** Items from an interface collection **
+ + + +

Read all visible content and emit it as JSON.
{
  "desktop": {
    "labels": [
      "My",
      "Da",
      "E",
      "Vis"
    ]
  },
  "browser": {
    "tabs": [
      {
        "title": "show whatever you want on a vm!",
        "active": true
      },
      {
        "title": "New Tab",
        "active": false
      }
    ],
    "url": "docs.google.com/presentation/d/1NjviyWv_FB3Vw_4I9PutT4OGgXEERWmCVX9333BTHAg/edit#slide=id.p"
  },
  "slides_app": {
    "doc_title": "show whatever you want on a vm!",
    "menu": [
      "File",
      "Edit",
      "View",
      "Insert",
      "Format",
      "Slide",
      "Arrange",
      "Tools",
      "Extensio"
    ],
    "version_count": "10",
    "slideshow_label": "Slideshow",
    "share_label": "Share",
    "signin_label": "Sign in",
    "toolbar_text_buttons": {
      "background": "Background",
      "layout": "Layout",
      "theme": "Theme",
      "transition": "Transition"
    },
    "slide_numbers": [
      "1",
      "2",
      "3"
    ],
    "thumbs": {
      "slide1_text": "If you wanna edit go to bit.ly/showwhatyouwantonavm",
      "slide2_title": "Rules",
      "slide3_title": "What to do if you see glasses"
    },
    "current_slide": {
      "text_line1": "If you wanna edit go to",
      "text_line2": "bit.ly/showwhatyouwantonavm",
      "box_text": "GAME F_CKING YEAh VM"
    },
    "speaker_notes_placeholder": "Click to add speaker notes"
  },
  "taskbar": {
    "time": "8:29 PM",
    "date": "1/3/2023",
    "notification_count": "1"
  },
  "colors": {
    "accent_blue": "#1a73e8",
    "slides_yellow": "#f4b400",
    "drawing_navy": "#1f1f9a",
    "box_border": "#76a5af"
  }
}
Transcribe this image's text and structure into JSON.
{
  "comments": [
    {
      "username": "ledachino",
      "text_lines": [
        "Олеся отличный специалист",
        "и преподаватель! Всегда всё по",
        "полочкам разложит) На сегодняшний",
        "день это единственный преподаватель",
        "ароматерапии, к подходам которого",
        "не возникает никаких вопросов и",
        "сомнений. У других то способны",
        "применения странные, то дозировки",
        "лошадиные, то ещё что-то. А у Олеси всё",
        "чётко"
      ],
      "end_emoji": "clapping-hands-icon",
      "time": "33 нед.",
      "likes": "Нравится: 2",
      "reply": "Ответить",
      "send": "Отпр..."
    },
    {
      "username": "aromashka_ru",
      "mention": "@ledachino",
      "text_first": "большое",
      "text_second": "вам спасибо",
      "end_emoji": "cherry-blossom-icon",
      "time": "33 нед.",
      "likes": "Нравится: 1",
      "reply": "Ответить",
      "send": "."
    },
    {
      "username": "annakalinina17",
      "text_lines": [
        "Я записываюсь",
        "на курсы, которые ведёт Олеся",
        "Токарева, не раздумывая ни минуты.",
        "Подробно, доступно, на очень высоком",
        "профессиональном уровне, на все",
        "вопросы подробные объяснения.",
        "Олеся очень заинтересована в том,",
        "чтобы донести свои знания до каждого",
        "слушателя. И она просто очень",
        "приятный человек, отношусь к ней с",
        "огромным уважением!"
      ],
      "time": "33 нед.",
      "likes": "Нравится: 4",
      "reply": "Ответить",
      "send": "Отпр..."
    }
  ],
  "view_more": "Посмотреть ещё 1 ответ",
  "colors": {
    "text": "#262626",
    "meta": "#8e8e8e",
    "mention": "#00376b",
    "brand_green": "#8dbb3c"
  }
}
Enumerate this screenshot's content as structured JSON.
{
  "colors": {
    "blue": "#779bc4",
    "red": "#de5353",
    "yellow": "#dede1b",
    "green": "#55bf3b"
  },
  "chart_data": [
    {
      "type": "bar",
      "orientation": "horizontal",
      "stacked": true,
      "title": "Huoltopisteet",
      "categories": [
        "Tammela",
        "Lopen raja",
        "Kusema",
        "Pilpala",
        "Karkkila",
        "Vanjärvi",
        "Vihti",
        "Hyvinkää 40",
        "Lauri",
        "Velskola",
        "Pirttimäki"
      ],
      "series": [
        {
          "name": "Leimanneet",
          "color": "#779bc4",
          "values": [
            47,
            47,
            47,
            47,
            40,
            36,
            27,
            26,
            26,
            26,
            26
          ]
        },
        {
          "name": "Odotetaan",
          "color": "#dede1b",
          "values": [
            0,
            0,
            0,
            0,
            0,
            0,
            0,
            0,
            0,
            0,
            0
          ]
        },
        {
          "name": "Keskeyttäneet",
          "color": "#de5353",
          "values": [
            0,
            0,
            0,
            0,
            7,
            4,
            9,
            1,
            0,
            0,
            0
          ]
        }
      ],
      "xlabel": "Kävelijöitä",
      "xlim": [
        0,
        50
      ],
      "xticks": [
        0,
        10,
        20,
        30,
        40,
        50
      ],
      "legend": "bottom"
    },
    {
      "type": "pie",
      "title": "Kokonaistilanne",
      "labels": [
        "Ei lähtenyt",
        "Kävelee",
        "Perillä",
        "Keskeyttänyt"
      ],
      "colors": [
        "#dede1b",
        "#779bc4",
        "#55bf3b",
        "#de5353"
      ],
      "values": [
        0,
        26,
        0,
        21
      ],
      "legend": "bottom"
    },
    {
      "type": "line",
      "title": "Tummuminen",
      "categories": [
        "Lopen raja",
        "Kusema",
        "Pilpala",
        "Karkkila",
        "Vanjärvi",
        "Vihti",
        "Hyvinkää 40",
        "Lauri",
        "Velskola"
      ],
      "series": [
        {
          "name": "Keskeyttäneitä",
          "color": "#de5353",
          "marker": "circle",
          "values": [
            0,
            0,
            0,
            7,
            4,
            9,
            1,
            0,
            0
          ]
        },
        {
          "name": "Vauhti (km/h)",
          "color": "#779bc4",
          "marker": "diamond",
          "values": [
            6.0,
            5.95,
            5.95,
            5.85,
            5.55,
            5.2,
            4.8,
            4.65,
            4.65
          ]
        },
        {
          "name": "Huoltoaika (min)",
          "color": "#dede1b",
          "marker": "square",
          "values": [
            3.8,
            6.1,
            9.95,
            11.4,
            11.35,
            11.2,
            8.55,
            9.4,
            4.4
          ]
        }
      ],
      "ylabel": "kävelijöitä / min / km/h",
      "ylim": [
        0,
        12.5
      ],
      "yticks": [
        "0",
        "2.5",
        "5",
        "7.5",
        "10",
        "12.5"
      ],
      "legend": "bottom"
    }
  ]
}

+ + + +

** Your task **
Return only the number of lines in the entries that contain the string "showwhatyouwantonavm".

** Answer to the problem **
2